Today, Dean-o has a very timely post on OTT (over the top) services and where the money is, and where it's not going and why. It has merit and validates the point that often times the money goes (you know..follow the money) not to the telcos or mobile operators from the players, but to the players from the operators.

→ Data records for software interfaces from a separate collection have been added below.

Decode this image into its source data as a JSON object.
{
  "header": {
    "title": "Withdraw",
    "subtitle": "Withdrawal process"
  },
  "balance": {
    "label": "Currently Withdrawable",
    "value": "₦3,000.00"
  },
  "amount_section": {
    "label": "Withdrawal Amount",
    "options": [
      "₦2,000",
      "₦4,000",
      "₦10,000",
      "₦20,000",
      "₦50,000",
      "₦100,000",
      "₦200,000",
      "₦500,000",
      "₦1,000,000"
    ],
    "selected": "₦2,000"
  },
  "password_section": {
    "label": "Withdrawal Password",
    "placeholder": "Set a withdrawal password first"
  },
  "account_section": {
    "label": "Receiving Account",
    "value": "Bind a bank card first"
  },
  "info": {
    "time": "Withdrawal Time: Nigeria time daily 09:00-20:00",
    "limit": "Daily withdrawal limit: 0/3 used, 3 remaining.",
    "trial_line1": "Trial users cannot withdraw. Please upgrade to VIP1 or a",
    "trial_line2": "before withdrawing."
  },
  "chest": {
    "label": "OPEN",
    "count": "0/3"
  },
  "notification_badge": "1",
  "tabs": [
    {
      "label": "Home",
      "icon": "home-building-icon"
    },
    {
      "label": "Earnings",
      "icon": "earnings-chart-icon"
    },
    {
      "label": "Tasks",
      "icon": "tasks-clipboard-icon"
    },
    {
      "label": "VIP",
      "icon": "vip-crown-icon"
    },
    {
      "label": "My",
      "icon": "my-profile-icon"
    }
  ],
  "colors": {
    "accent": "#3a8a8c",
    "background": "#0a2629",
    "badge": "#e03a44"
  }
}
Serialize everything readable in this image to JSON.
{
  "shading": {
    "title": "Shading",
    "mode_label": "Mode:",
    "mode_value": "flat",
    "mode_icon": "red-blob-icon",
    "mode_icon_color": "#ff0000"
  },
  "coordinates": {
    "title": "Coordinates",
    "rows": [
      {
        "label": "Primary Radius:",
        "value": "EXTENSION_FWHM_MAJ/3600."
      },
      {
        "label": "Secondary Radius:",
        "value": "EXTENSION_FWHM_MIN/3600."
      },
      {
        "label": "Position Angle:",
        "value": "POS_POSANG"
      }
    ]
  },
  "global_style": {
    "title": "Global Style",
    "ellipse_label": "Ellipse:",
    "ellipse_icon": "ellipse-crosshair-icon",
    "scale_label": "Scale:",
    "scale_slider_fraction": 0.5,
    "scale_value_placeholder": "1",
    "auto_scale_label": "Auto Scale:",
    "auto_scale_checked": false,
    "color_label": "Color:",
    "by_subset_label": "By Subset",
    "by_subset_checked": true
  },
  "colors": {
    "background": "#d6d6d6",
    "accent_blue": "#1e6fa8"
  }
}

Bubley's post about the two side business model in telecom is spot on. The operators basically wait for disruption to be eating into their revenues and then take things seriously. Case in point was Wayport being gobbled up by AT&T, and AT&T then making WiFi access basically a throw in to their 3G plans. Another was Verizon acquiring TerreMark for cloud services. You see, for the most part, what we're all passionate about --new services, with the emphasis on new, isn't what the operators want. They want sustainable revenue. So, develop a service, cut into their revenues, prove that the market is a lot bigger than it is today, and they'll snap you up the way a gator does. Table stakes are one thing, and that's usually VC capital. But the pot of money is what gets you to the table. Build a business that's based on the pot of gold, not the buy in rate and you'll get the operator's attention.